PIERRE, S.D. (KELO) — Governor Kristi Noem’s administration still has some details to work out before all visitors to the South Dakota Capitol start facing security screening at the north entrance in January.
The Legislature’s Executive Board received a briefing Tuesday from state Public Safety Secretary Craig Price and Colonel Rick Miller, commander of the South Dakota Highway Patrol.
Price told lawmakers the goal is to keep delays to a minimum and keep the process as simple as possible.
Proximity card-readers already bar the general public from entering the east, west and south doors.
Legislators and many state government employees who work in the Capitol have pass-cards that open those doors. Price said a new door will be built inside the Capitol’s north entrance they also can use.
“Eligibility for the key cards is at the discretion of agencies’ leadership,” Price said.

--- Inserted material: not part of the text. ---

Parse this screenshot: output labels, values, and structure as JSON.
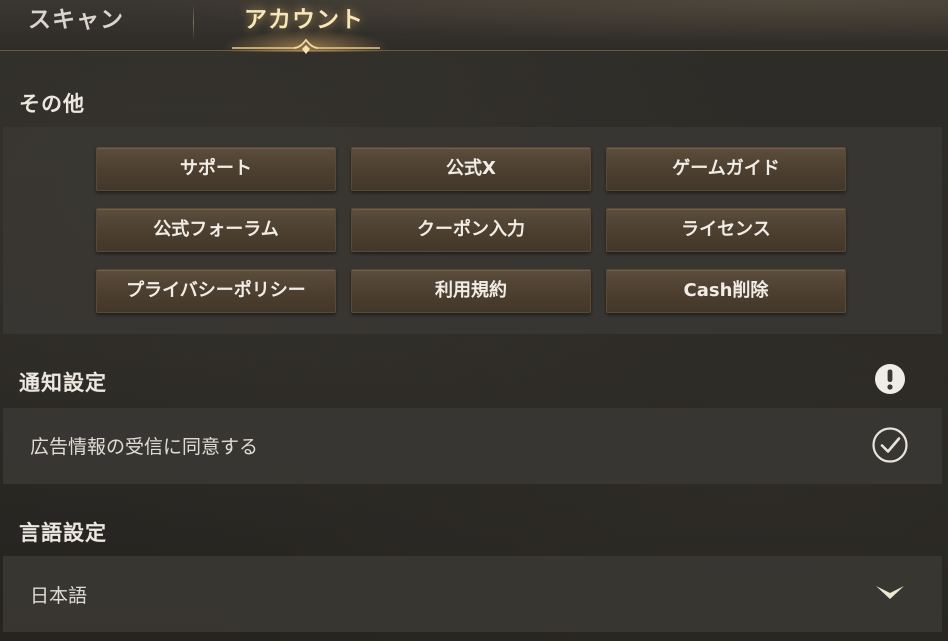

Remodeling the room and installing the new door will cost about $60,000, according to Price, while equipment including the metal detector and the X-ray machine will be about $37,000.
The staffing plan calls for three employees from the current Highway Patrol budget at start-up.
“We don’t know the exact time of when we’ll have busy times,” Colonel Rick Miller said.
Accurate records of Capitol visitors haven’t been kept, so the first year will be a period of adjustment, Miller recently told the state Capitol Complex Restoration and Beautification Commission.
Security measures at the Capitol have increased in recent years, including plainclothes and uniformed agents, a bomb-sniffing dog, video cameras, an exterior wall and bollards to stop vehicles.
Currently visitors can come and go through the north entrance most days of the year. But that will change in January, with visitors required to walk through a metal detector while bags and packages will be passed through an X-ray machine.
Representative Steven Haugaard, a Sioux Falls Republican, said tourists marveled there wasn’t a checkpoint. “It’s kind of a sad end to an era,” Haugaard said.
Senator Brock Greenfield, a Clark Republican, said he could accept the change. “I don’t have the level of heartburn some people do, but I’ve certainly heard it,” he said.
Greenfield advised that 45 seconds to get through security would be better than 45 minutes. Miller said they would know more after a few weeks under the new system. Price said adjustments would be made.
Legislators will have 24-hour access.
Visitor hours outside legislative session will be Monday through Friday 8 a.m. to 6 p.m. and Saturday and Sunday 8 a.m. to 5 p.m.
During legislative session, visitor hours Monday through Friday will be 7 a.m. to 7 p.m., unless the lawmakers officially work longer, while Saturday and Sunday will remain 8 a.m. to 5 p.m.
Miller said they’ll learn this year how to handle the 2020 Christmas-trees display, when the Capitol traditionally has been open daily until 10 p.m. from the Tuesday before Thanksgiving through December 26.
Price said discussions are also under way about creating a different category for frequent visitors.
Signs will be posted outside the Capitol advising people about items they shouldn’t try to bring in. Those include:
Bladed devices with a blade of more than 2½ inches except for traditional and ceremonial knives including Native American knives;
Club‐like items and striking devices;
Destructive devices, explosives, or combustible chemical compounds and mixtures;
Disabling chemicals and other dangerous items; and
However, people can bring concealed firearms into some parts of the Capitol as of July 1, 2019, but they must contact the Highway Patrol at least 24 hours in advance and submit them for screening.
Representative Spencer Gosch, a Glenham Republican, didn’t like having visitors go through the checkpoint. He asked what led to it.
“There’s no particular incident that triggered this,” Price replied.
Gosch responded, “I’ve always I guess seen this building as the people’s building, unfettered access.”
There are 11 school districts in Gosch’s legislative district. He said the new system would complicate visits for bus after bus of students who come to the Capitol during session.
Tourist groups and citizens on normal business will be screened too, as will any state employees or legislators who forget or misplace their pass-cards.
“It’s going to change patterns for all sorts of people,” Gosch said. He added, “It just feels again like we’re doing it for the sake of doing it.”
Representative Chris Johnson, a Rapid City Republican, asked whether the security that’s been added throughout the Capitol during legislative session would be affected.
“How this will impact that is yet to be determined,” Price said. In response to another suggestion, he said state law enforcement has had conversations with other security offices about ways to make screening less bothersome.
House Republican leader Lee Qualm of Platte expressed confidence in the new steps. “It would be a horrible situation if something did happen,” Qualm said.